Dramatic artist, natural scientist and philosopher, Plutarch is widely regarded as the most significant historian of his era, writing sharp and succinct accounts of the greatest politicians and statesman of the classical period. Taken from the Lives, a series of biographies spanning the Graeco-Roman age, this collection illuminates the twilight of the old Roman Republic from 157-43 bc. Whether describing the would-be dictators Marius and Sulla, the battle between Crassus and Spartacus, the death of political idealist Crato, Julius Caesar's harrowing triumph in Gaul or the eloquent oratory of Cicero, all offer a fascinating insight into an empire wracked by political divisions. Deeply influential on Shakespeare and many other later writers, they continue to fascinate today with their exploration of corruption, decadence and the struggle for ultimate power.

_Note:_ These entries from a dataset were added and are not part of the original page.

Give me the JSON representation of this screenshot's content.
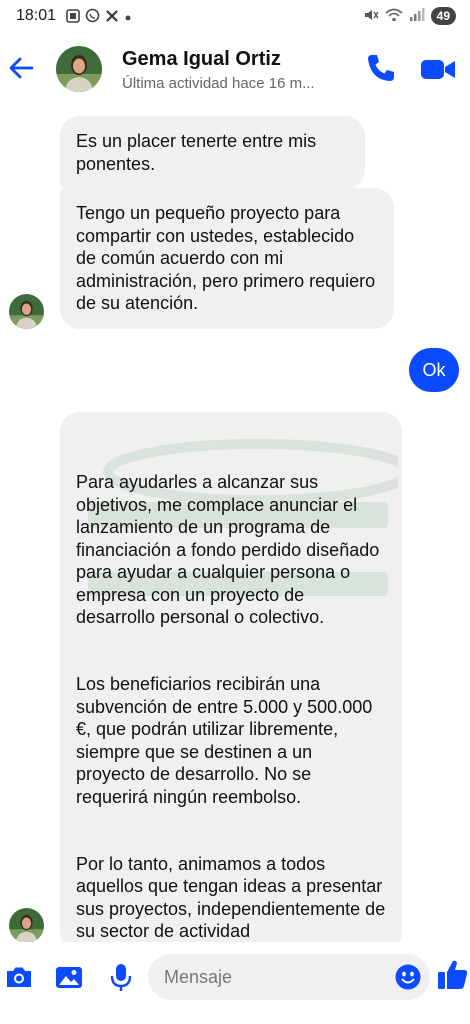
{
  "status_bar": {
    "time": "18:01",
    "icons_left": [
      "screenshot-icon",
      "whatsapp-icon",
      "x-icon",
      "dot-icon"
    ],
    "icons_right": [
      "mute-icon",
      "wifi-icon",
      "signal-icon"
    ],
    "battery": "49"
  },
  "header": {
    "contact_name": "Gema Igual Ortiz",
    "last_active": "Última actividad hace 16 m...",
    "icons": [
      "back-arrow-icon",
      "phone-icon",
      "video-camera-icon"
    ]
  },
  "messages": [
    {
      "sender": "contact",
      "text": "Es un placer tenerte entre mis ponentes."
    },
    {
      "sender": "contact",
      "text": "Tengo un pequeño proyecto para compartir con ustedes, establecido de común acuerdo con mi administración, pero primero requiero de su atención."
    },
    {
      "sender": "me",
      "text": "Ok"
    },
    {
      "sender": "contact",
      "paragraphs": [
        "Para ayudarles a alcanzar sus objetivos, me complace anunciar el lanzamiento de un programa de financiación a fondo perdido diseñado para ayudar a cualquier persona o empresa con un proyecto de desarrollo personal o colectivo.",
        "Los beneficiarios recibirán una subvención de entre 5.000 y 500.000 €, que podrán utilizar libremente, siempre que se destinen a un proyecto de desarrollo. No se requerirá ningún reembolso.",
        "Por lo tanto, animamos a todos aquellos que tengan ideas a presentar sus proyectos, independientemente de su sector de actividad"
      ]
    }
  ],
  "composer": {
    "placeholder": "Mensaje",
    "icons": [
      "camera-icon",
      "gallery-icon",
      "microphone-icon",
      "emoji-icon",
      "thumbs-up-icon"
    ]
  },
  "colors": {
    "accent": "#0a4bff",
    "bubble_incoming": "#f0f0f2"
  }
}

Plutarch (c.50-c.120 AD) was a writer and thinker born into a wealthy, established family of Chaeronea in central Greece. His voluminous surviving writings are broadly divided into the 'moral' works and the Parallel Lives of outstanding Greek and Roman leaders. The former (Moralia) are a mixture of rhetorical and antiquarian pieces, together with technical and moral philosophy (sometimes in dialogue form). The Lives have been influential from the Renaissance onwards. Robin Seager is a Reader in Classics and Ancient History at the University of Liverpool and the author of a biography of Pompey. Rex Warner (translator) translated widely from Latin and Greek including, for Penguin, Xenophon, Thucydides and Plutarch.